▸ Task directions: No pictures go in the copy. Restate, word for word, each line from the one containing "Convert this screenshot" through the last line below.

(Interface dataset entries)
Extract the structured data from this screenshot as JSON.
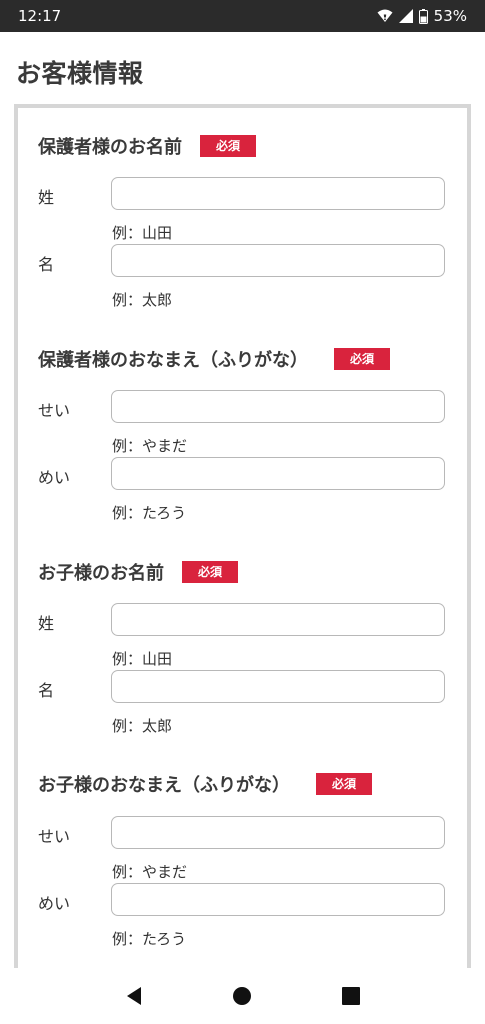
{
  "status_bar": {
    "time": "12:17",
    "battery": "53%"
  },
  "page_title": "お客様情報",
  "required_label": "必須",
  "sections": [
    {
      "title": "保護者様のお名前",
      "fields": [
        {
          "label": "姓",
          "hint": "例：山田"
        },
        {
          "label": "名",
          "hint": "例：太郎"
        }
      ]
    },
    {
      "title": "保護者様のおなまえ（ふりがな）",
      "fields": [
        {
          "label": "せい",
          "hint": "例：やまだ"
        },
        {
          "label": "めい",
          "hint": "例：たろう"
        }
      ]
    },
    {
      "title": "お子様のお名前",
      "fields": [
        {
          "label": "姓",
          "hint": "例：山田"
        },
        {
          "label": "名",
          "hint": "例：太郎"
        }
      ]
    },
    {
      "title": "お子様のおなまえ（ふりがな）",
      "fields": [
        {
          "label": "せい",
          "hint": "例：やまだ"
        },
        {
          "label": "めい",
          "hint": "例：たろう"
        }
      ]
    }
  ],
  "colors": {
    "required_badge": "#d9233d",
    "status_bar": "#2b2b2b",
    "box_border": "#d6d6d6"
  },
  "icons": [
    "wifi-icon",
    "signal-icon",
    "battery-icon",
    "back-icon",
    "home-icon",
    "recents-icon"
  ]
}
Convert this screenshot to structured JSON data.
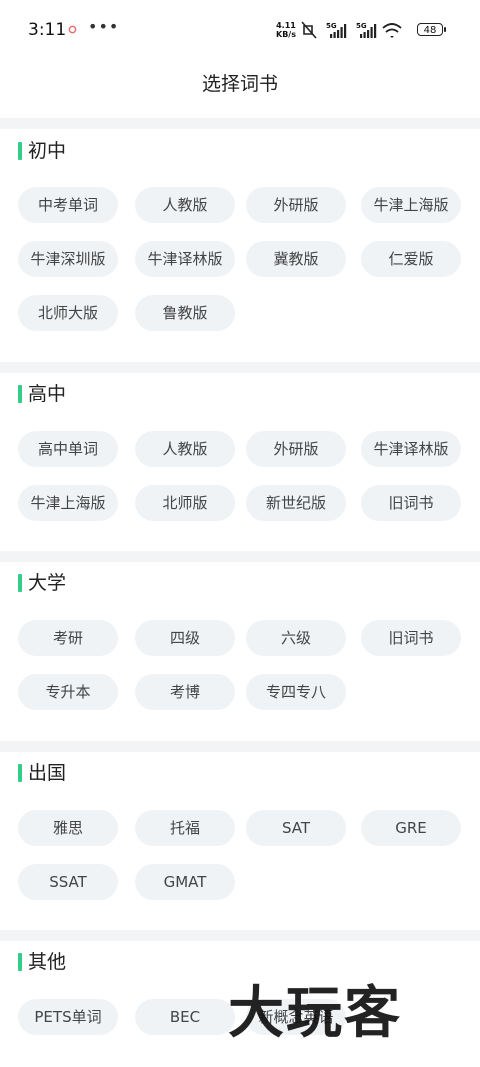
{
  "status_bar": {
    "time": "3:11",
    "more": "•••",
    "speed_value": "4.11",
    "speed_unit": "KB/s",
    "battery": "48"
  },
  "page_title": "选择词书",
  "sections": [
    {
      "title": "初中",
      "items": [
        "中考单词",
        "人教版",
        "外研版",
        "牛津上海版",
        "牛津深圳版",
        "牛津译林版",
        "冀教版",
        "仁爱版",
        "北师大版",
        "鲁教版"
      ]
    },
    {
      "title": "高中",
      "items": [
        "高中单词",
        "人教版",
        "外研版",
        "牛津译林版",
        "牛津上海版",
        "北师版",
        "新世纪版",
        "旧词书"
      ]
    },
    {
      "title": "大学",
      "items": [
        "考研",
        "四级",
        "六级",
        "旧词书",
        "专升本",
        "考博",
        "专四专八"
      ]
    },
    {
      "title": "出国",
      "items": [
        "雅思",
        "托福",
        "SAT",
        "GRE",
        "SSAT",
        "GMAT"
      ]
    },
    {
      "title": "其他",
      "items": [
        "PETS单词",
        "BEC",
        "新概念英语"
      ]
    }
  ],
  "watermark": "大玩客",
  "colors": {
    "accent": "#33cc88",
    "chip_bg": "#f0f3f6",
    "separator": "#f2f4f6"
  }
}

▸ Written solution:
Convert this screenshot to structured JSON data.
{
  "status_bar": {
    "time": "3:11",
    "more": "•••",
    "speed_value": "4.11",
    "speed_unit": "KB/s",
    "battery": "48"
  },
  "page_title": "选择词书",
  "sections": [
    {
      "title": "初中",
      "items": [
        "中考单词",
        "人教版",
        "外研版",
        "牛津上海版",
        "牛津深圳版",
        "牛津译林版",
        "冀教版",
        "仁爱版",
        "北师大版",
        "鲁教版"
      ]
    },
    {
      "title": "高中",
      "items": [
        "高中单词",
        "人教版",
        "外研版",
        "牛津译林版",
        "牛津上海版",
        "北师版",
        "新世纪版",
        "旧词书"
      ]
    },
    {
      "title": "大学",
      "items": [
        "考研",
        "四级",
        "六级",
        "旧词书",
        "专升本",
        "考博",
        "专四专八"
      ]
    },
    {
      "title": "出国",
      "items": [
        "雅思",
        "托福",
        "SAT",
        "GRE",
        "SSAT",
        "GMAT"
      ]
    },
    {
      "title": "其他",
      "items": [
        "PETS单词",
        "BEC",
        "新概念英语"
      ]
    }
  ],
  "watermark": "大玩客",
  "colors": {
    "accent": "#33cc88",
    "chip_bg": "#f0f3f6",
    "separator": "#f2f4f6"
  }
}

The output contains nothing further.